Each of the entries should be output exactly, with nothing left out.

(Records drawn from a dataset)
--------
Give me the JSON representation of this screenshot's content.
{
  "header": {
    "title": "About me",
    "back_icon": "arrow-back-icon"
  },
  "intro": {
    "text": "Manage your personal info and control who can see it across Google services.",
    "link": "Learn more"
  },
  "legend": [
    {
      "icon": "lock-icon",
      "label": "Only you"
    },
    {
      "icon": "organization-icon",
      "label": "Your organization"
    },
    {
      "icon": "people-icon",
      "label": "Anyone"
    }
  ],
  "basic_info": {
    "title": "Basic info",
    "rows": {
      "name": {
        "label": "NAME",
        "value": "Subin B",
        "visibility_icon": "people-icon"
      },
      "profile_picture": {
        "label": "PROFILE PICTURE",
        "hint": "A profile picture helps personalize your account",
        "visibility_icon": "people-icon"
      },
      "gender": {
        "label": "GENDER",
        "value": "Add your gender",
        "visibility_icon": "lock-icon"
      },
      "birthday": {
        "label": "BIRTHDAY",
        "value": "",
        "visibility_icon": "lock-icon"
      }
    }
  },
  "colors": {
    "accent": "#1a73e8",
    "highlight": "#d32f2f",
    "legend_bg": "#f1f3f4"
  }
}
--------
= OUTPUT FOR THIS EXERCISE =
Give me the JSON representation of this screenshot's content.
{
  "header": {
    "title": "About me",
    "back_icon": "arrow-back-icon"
  },
  "intro": {
    "text": "Manage your personal info and control who can see it across Google services.",
    "link": "Learn more"
  },
  "legend": [
    {
      "icon": "lock-icon",
      "label": "Only you"
    },
    {
      "icon": "organization-icon",
      "label": "Your organization"
    },
    {
      "icon": "people-icon",
      "label": "Anyone"
    }
  ],
  "basic_info": {
    "title": "Basic info",
    "rows": {
      "name": {
        "label": "NAME",
        "value": "Subin B",
        "visibility_icon": "people-icon"
      },
      "profile_picture": {
        "label": "PROFILE PICTURE",
        "hint": "A profile picture helps personalize your account",
        "visibility_icon": "people-icon"
      },
      "gender": {
        "label": "GENDER",
        "value": "Add your gender",
        "visibility_icon": "lock-icon"
      },
      "birthday": {
        "label": "BIRTHDAY",
        "value": "",
        "visibility_icon": "lock-icon"
      }
    }
  },
  "colors": {
    "accent": "#1a73e8",
    "highlight": "#d32f2f",
    "legend_bg": "#f1f3f4"
  }
}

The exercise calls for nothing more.